The timing couldn't be better for this re-release, considering the Halloween reboot is currently in the works and is set for release next year. It was recently announced that Jamie Lee Curtis, who made her debut as Laurie Strode in the original Halloween, is reprising her role for the upcoming reboot to fight Michel Myers yet again. The movie is going to ignore a lot of the later mythology from the Halloween sequels, but what John Carpenter did with the original is going to remain intact. Director David Gordon Green and co-writer Danny McBride have a tall order in trying to live up to the legacy left behind by Carpenter with his original Halloween. But Carpenter is involved as an executive producer and recently gave his approval on the script. Plus, he may return to do the score, which will help make it feel connected to the original.

The fact that cinematographer Dean Cundey helped do this digital restoration of Halloween makes these screenings all the more essential for horror fans. Plus, getting to see John Carpenter talk about his slasher classic in-depth definitely adds to the appeal.
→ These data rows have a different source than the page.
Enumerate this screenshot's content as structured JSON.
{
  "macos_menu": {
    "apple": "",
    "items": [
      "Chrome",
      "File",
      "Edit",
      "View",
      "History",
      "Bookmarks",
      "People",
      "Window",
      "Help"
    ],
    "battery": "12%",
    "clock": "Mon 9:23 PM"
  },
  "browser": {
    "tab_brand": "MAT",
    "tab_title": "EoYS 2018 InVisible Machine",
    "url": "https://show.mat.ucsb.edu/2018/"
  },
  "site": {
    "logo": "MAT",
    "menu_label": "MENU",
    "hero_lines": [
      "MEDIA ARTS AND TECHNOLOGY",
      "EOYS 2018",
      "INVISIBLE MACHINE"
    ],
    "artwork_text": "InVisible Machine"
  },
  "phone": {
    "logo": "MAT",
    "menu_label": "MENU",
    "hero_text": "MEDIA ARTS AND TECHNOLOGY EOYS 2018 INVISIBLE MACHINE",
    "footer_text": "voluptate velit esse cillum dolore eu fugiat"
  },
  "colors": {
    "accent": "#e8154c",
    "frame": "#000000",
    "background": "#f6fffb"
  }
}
Seeing Halloween in a theater is plenty exciting on its own, but this sounds like it could be a truly fantastic experience. Tickets for the screenings of Halloween are currently on sale. To find a screening near you, visit the Specticast website.

Ryan Scott at Movieweb
Ryan Scott